**Instructions to follow:** Repeat the data below exactly, with every entry included.

**Available data:**
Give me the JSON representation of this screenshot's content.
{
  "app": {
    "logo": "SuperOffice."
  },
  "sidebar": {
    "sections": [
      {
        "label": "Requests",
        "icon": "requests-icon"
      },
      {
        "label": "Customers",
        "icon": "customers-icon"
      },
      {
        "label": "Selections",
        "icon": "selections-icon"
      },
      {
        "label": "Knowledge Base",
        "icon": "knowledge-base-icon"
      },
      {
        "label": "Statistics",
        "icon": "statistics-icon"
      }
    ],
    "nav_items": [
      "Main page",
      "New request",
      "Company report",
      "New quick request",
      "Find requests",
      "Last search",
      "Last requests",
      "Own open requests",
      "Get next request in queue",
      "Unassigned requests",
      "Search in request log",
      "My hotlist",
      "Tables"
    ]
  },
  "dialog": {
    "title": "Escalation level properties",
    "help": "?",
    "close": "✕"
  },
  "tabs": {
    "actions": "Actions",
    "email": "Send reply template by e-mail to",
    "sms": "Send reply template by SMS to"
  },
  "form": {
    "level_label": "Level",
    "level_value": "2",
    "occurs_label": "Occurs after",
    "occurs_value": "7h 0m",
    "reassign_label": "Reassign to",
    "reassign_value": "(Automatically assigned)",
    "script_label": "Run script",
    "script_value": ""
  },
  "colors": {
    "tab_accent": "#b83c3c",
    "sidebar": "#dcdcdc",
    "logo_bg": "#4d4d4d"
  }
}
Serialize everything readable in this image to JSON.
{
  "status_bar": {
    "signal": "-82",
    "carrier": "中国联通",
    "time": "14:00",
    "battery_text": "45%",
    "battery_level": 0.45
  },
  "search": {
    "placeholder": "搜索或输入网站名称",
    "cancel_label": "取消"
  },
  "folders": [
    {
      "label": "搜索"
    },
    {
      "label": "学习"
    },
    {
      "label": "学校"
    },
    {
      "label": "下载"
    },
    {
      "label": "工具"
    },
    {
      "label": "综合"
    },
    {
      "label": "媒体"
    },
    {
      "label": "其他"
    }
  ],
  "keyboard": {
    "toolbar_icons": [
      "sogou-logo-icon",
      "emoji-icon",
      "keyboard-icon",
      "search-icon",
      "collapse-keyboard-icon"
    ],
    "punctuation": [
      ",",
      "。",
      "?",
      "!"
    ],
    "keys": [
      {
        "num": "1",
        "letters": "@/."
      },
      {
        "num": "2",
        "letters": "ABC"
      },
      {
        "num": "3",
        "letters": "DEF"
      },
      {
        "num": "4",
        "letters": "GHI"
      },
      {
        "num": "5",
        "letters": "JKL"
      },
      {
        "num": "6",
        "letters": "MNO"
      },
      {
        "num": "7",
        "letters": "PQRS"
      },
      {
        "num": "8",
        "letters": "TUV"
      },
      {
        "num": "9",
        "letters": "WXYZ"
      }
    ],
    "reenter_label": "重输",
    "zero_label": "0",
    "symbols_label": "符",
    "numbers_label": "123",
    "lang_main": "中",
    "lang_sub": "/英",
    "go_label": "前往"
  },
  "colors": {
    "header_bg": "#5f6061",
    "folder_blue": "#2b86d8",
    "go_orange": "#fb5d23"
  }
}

**Answer section:**
Give me the JSON representation of this screenshot's content.
{
  "app": {
    "logo": "SuperOffice."
  },
  "sidebar": {
    "sections": [
      {
        "label": "Requests",
        "icon": "requests-icon"
      },
      {
        "label": "Customers",
        "icon": "customers-icon"
      },
      {
        "label": "Selections",
        "icon": "selections-icon"
      },
      {
        "label": "Knowledge Base",
        "icon": "knowledge-base-icon"
      },
      {
        "label": "Statistics",
        "icon": "statistics-icon"
      }
    ],
    "nav_items": [
      "Main page",
      "New request",
      "Company report",
      "New quick request",
      "Find requests",
      "Last search",
      "Last requests",
      "Own open requests",
      "Get next request in queue",
      "Unassigned requests",
      "Search in request log",
      "My hotlist",
      "Tables"
    ]
  },
  "dialog": {
    "title": "Escalation level properties",
    "help": "?",
    "close": "✕"
  },
  "tabs": {
    "actions": "Actions",
    "email": "Send reply template by e-mail to",
    "sms": "Send reply template by SMS to"
  },
  "form": {
    "level_label": "Level",
    "level_value": "2",
    "occurs_label": "Occurs after",
    "occurs_value": "7h 0m",
    "reassign_label": "Reassign to",
    "reassign_value": "(Automatically assigned)",
    "script_label": "Run script",
    "script_value": ""
  },
  "colors": {
    "tab_accent": "#b83c3c",
    "sidebar": "#dcdcdc",
    "logo_bg": "#4d4d4d"
  }
}
Serialize everything readable in this image to JSON.
{
  "status_bar": {
    "signal": "-82",
    "carrier": "中国联通",
    "time": "14:00",
    "battery_text": "45%",
    "battery_level": 0.45
  },
  "search": {
    "placeholder": "搜索或输入网站名称",
    "cancel_label": "取消"
  },
  "folders": [
    {
      "label": "搜索"
    },
    {
      "label": "学习"
    },
    {
      "label": "学校"
    },
    {
      "label": "下载"
    },
    {
      "label": "工具"
    },
    {
      "label": "综合"
    },
    {
      "label": "媒体"
    },
    {
      "label": "其他"
    }
  ],
  "keyboard": {
    "toolbar_icons": [
      "sogou-logo-icon",
      "emoji-icon",
      "keyboard-icon",
      "search-icon",
      "collapse-keyboard-icon"
    ],
    "punctuation": [
      ",",
      "。",
      "?",
      "!"
    ],
    "keys": [
      {
        "num": "1",
        "letters": "@/."
      },
      {
        "num": "2",
        "letters": "ABC"
      },
      {
        "num": "3",
        "letters": "DEF"
      },
      {
        "num": "4",
        "letters": "GHI"
      },
      {
        "num": "5",
        "letters": "JKL"
      },
      {
        "num": "6",
        "letters": "MNO"
      },
      {
        "num": "7",
        "letters": "PQRS"
      },
      {
        "num": "8",
        "letters": "TUV"
      },
      {
        "num": "9",
        "letters": "WXYZ"
      }
    ],
    "reenter_label": "重输",
    "zero_label": "0",
    "symbols_label": "符",
    "numbers_label": "123",
    "lang_main": "中",
    "lang_sub": "/英",
    "go_label": "前往"
  },
  "colors": {
    "header_bg": "#5f6061",
    "folder_blue": "#2b86d8",
    "go_orange": "#fb5d23"
  }
}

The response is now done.